    Kon E, Filardo G, Delcogliano M et al (2009) Platelet-rich plasma: new clinical application: a pilot study for treatment of jumper's knee. Injury 40(6):598–603CrossRefPubMedGoogle Scholar
  14. 14.
    Josza LG, Kannus P (1997) Human tendons. Anatomy, physiology, and pathology. Human Kinetics Books pp 178–184Google Scholar
  15. 15.
    Taylor MA, Norman TL, Clovis NB et al (2002) The response of rabbit patellar tendons after autologous blood injection. Med Sci Sports Exerc 34(1):70–73CrossRefPubMedGoogle Scholar
  16. 16.
    Edwards SG, Calandruccio JH (2003) Autologous blood injections for refractory lateral epicondylitis. J Hand Surg [Am] 28(2):272–278CrossRefGoogle Scholar
  17. 17.
    Suresh SP, Ali KE, Jones H et al (2006) Medial epicondylitis: is ultrasound guided autologous blood injection an effective treatment? Br J Sports Med 40(11):935–939CrossRefPubMedGoogle Scholar
  18. 18.
    Connell DA, Ali KE, Ahmad M et al (2006) Ultrasound-guided autologous blood injection for tennis elbow. Skeletal Radiol 35(6):371–377CrossRefPubMedGoogle Scholar
  19. 19.
    James SL, Ali K, Pocock C et al (2007) Ultrasound guided dry needling and autologous blood injection for patellar tendinosis. Br J Sports Med 41(8):518–521CrossRefPubMedGoogle Scholar
  20. 20.
    Sanchez A, Sheridan P, Kupp L (2003) Is platelet-rich plasma the perfect enhancement factor? A current review. Int J Oral Maxillofac Implants 18(1):93–103PubMedGoogle Scholar
  21. 21.
    Kajikawa Y, Morihara T, Sakamoto H et al (2008) Platelet-rich plasma enhances the initial mobilization of circulation-derived cells for tendon healing. J Cell Physiol 215(3):837–845CrossRefPubMedGoogle Scholar
  22. 22.
    De Mos M, Van der Windt AE, Jahr H et al (2008) Can platelet-rich plasma enhance tendon repair? A cell culture study. Am J Sports Med 36(6):1171–1178CrossRefPubMedGoogle Scholar
  23. 23.
    Virchenko O, Aspenberg P (2006) How can one platelet injection after tendon injury lead to a stronger tendon after 4 weeks? Interplay between early regeneration and mechanical stimulation. Acta Orthop 77(5):806–812CrossRefPubMedGoogle Scholar
  24. 24.
    Sanchez M, Anitua E, Azofra J et al (2007) Comparison of surgically repaired Achilles tendon tears using platelet-rich fibrin matrices. Am J Sports Med 35(2):245–251CrossRefPubMedGoogle Scholar
  25. 25.
    Mishra A, Pavelko T (2006) Treatment of chronic elbow tendinosis with buffered platelet-rich plasma. Am J Sport Med 34(11):1774–1778CrossRefGoogle Scholar

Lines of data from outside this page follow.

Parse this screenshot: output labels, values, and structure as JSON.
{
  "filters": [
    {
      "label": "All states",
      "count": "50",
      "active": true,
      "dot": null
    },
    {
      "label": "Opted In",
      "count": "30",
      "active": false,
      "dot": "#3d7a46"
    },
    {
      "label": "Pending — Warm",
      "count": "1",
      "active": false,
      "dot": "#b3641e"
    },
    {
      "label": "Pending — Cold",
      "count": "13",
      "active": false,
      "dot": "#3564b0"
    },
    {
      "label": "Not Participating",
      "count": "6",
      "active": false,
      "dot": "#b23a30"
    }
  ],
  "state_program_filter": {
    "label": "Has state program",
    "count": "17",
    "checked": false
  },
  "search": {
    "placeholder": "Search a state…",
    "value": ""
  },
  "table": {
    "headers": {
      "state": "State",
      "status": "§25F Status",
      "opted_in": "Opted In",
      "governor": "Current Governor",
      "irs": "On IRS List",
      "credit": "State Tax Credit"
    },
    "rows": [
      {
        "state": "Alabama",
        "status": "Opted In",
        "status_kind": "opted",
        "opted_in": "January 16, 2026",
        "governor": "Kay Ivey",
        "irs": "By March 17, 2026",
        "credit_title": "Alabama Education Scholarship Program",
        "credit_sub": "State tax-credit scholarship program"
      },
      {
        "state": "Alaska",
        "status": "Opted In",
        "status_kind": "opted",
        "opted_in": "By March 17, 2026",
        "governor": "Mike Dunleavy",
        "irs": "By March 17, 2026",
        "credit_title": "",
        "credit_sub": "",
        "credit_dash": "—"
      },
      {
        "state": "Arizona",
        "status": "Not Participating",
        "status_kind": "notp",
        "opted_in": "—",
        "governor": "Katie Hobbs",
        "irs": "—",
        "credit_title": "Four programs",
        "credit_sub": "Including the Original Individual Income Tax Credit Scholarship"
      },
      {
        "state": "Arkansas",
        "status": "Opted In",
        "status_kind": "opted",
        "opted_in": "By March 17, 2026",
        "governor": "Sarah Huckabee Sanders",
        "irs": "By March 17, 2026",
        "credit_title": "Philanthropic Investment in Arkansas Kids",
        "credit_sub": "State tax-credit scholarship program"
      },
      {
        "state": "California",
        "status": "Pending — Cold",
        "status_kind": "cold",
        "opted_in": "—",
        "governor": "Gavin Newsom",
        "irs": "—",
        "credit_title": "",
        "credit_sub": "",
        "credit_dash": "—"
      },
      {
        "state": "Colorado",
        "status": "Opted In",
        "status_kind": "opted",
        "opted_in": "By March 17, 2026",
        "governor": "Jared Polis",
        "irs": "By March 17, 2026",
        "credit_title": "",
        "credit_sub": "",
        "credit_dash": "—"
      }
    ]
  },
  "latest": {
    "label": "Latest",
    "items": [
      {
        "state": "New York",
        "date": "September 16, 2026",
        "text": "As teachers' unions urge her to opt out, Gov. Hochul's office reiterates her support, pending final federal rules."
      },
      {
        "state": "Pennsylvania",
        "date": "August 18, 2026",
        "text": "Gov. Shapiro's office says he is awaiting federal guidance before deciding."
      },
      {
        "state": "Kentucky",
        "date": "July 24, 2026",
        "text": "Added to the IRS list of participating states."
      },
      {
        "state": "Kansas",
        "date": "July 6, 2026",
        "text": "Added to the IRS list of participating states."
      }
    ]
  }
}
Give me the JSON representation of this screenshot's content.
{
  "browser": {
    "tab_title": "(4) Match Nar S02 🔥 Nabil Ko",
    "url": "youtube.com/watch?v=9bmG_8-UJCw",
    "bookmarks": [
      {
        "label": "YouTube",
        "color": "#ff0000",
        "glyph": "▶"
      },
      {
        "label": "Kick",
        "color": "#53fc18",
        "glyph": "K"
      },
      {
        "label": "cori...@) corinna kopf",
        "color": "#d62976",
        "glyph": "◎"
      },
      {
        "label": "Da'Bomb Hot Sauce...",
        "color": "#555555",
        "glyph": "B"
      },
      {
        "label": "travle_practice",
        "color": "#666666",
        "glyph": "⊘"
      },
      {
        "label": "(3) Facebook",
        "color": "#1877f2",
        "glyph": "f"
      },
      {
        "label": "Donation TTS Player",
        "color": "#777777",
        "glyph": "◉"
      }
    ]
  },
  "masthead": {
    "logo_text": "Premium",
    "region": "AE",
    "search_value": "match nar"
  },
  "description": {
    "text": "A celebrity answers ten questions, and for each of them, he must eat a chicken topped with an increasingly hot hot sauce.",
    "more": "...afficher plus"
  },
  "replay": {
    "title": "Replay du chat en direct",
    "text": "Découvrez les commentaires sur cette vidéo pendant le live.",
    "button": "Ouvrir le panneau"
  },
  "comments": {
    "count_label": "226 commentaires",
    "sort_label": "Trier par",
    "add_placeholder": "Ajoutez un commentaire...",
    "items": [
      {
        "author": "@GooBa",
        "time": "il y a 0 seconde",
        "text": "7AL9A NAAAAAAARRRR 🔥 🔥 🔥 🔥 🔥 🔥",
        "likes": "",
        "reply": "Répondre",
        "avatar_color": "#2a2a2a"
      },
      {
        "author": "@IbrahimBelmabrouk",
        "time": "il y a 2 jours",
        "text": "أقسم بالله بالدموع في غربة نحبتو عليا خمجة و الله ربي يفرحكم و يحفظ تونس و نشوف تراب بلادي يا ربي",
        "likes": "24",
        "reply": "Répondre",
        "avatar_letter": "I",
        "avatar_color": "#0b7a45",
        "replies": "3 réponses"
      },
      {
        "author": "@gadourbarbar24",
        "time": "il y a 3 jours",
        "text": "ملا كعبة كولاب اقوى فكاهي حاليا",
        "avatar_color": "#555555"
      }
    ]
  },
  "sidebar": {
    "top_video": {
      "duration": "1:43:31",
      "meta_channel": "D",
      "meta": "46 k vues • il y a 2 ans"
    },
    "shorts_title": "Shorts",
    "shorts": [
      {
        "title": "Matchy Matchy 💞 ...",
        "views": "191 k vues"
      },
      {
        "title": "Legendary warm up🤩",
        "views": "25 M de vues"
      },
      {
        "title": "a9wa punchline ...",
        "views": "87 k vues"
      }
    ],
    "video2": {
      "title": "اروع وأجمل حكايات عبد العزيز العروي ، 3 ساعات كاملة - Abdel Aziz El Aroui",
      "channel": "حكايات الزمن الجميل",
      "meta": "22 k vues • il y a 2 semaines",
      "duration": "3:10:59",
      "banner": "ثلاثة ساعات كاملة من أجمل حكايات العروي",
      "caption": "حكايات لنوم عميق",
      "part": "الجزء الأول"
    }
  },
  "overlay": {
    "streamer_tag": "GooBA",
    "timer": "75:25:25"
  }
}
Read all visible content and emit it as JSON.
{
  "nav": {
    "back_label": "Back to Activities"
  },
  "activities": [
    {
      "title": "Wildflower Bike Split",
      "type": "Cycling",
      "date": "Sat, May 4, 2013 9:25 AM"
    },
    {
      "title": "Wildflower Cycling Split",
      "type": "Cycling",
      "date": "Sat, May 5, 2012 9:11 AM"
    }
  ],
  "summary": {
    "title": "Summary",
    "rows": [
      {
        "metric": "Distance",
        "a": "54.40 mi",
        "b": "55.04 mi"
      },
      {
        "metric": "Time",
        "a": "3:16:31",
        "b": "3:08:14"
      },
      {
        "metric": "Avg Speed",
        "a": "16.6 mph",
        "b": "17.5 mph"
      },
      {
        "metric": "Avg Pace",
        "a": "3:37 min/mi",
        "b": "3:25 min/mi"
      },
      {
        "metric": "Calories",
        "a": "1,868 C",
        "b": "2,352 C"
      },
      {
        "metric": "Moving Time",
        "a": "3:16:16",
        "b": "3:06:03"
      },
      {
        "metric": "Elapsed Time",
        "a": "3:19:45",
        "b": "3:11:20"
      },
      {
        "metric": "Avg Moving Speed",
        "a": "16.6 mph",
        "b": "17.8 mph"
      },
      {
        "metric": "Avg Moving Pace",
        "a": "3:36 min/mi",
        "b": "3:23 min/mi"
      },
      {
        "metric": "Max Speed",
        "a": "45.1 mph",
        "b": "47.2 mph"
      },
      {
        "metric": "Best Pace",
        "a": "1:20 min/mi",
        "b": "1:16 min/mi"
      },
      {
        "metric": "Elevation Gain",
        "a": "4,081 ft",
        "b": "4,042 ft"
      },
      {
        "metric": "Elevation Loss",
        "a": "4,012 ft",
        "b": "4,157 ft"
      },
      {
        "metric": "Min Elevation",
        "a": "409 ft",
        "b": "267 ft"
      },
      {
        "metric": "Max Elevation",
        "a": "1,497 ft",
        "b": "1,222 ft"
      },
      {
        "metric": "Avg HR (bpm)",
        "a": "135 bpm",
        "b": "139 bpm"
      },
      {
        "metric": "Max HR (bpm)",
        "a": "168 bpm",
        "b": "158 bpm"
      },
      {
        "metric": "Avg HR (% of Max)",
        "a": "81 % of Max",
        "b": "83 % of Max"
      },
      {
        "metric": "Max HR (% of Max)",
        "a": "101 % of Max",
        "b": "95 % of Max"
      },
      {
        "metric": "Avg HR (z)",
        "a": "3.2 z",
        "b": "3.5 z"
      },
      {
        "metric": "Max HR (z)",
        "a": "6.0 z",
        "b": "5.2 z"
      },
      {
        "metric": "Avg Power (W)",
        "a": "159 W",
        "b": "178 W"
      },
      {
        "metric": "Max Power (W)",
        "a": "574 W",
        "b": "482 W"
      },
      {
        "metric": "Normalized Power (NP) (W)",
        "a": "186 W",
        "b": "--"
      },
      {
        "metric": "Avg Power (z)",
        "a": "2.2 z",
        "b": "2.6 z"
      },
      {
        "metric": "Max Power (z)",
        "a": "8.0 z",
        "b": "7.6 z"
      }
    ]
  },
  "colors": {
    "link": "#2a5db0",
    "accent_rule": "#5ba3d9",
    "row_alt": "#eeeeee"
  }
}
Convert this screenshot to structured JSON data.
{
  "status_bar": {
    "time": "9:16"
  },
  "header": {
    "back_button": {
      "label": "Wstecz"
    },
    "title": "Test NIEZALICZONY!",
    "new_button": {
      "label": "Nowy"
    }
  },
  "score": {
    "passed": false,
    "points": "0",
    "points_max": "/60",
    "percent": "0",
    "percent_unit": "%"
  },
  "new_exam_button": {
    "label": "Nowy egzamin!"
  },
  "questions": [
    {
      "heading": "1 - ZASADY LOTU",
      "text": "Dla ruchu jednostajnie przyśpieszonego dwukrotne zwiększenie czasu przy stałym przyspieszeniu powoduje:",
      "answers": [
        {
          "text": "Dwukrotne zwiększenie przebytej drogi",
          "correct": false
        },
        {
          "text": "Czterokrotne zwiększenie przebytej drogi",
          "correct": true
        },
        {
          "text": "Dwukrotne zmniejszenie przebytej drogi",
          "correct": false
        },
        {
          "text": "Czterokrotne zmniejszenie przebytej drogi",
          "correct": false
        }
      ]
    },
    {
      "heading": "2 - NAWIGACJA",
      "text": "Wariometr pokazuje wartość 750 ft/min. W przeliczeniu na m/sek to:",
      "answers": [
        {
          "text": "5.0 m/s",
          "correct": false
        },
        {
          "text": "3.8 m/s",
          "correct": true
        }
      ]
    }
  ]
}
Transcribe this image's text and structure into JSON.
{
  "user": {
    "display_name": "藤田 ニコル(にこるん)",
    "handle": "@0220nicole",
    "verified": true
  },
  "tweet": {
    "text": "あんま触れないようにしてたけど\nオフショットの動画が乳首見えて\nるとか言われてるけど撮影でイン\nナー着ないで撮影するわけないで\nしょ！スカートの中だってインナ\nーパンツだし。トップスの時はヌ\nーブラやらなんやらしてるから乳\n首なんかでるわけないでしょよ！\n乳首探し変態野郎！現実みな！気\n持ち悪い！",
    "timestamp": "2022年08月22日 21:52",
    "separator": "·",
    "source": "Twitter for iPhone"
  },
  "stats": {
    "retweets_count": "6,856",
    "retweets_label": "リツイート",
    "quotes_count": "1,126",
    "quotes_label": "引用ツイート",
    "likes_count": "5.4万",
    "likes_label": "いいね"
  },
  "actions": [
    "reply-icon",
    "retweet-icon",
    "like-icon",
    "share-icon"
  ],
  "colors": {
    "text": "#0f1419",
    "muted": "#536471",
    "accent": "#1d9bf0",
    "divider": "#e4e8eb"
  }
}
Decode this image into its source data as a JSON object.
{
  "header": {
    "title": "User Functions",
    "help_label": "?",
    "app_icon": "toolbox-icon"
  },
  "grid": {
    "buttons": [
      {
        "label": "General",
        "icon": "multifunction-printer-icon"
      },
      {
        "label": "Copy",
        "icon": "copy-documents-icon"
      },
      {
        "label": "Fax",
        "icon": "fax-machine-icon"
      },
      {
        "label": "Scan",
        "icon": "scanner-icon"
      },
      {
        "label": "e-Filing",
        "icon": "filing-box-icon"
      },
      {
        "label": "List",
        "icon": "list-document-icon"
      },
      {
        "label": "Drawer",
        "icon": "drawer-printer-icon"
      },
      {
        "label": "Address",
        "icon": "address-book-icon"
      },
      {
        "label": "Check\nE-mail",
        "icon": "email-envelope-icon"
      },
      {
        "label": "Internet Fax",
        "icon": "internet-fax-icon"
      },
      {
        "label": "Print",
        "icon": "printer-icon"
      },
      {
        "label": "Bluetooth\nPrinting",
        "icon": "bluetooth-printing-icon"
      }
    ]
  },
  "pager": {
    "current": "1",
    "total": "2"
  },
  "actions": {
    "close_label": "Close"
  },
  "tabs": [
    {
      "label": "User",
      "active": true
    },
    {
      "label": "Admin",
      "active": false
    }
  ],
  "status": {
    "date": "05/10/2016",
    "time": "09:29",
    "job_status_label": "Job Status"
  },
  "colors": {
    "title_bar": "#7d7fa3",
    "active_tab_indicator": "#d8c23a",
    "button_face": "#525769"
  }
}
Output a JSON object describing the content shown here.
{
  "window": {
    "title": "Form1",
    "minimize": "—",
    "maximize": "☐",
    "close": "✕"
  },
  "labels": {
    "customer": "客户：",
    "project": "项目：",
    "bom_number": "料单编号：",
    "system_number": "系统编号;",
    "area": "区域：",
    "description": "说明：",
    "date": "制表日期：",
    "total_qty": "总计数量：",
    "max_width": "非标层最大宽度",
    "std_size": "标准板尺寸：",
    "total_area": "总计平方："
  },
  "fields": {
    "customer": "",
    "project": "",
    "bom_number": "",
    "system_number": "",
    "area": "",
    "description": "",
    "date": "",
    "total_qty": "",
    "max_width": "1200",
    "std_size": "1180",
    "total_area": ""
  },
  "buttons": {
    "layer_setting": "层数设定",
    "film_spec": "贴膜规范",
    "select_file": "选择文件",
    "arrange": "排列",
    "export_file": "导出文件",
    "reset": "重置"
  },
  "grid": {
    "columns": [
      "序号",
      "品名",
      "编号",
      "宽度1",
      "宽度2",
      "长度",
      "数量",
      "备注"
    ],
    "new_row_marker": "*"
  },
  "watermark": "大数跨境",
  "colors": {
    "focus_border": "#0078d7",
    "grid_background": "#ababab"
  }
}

Copyright information

© Springer-Verlag 2009

Authors and Affiliations

  • Giuseppe Filardo
    • 1
    • 4
    Email author
  • Elizaveta Kon
    • 1
  • Stefano Della Villa
    • 3
  • Ferruccio Vincentelli
    • 3
  • Pier Maria Fornasari
    • 2
  • Maurilio Marcacci
    • 1
  1. 1.Department of Orthopedic and Sports Trauma, Biomechanics LaboratoryRizzoli Orthopaedic InstituteBolognaItaly
  2. 2.Immunohematology and Transfusion Medicine ServiceRizzoli Orthopedic InstituteBolognaItaly
  3. 3.Education Research DepartmentIsokineticBolognaItaly
  4. 4.Biomechanics LaboratoryRizzoli Orthopaedic InstituteBolognaItaly

Personalised recommendations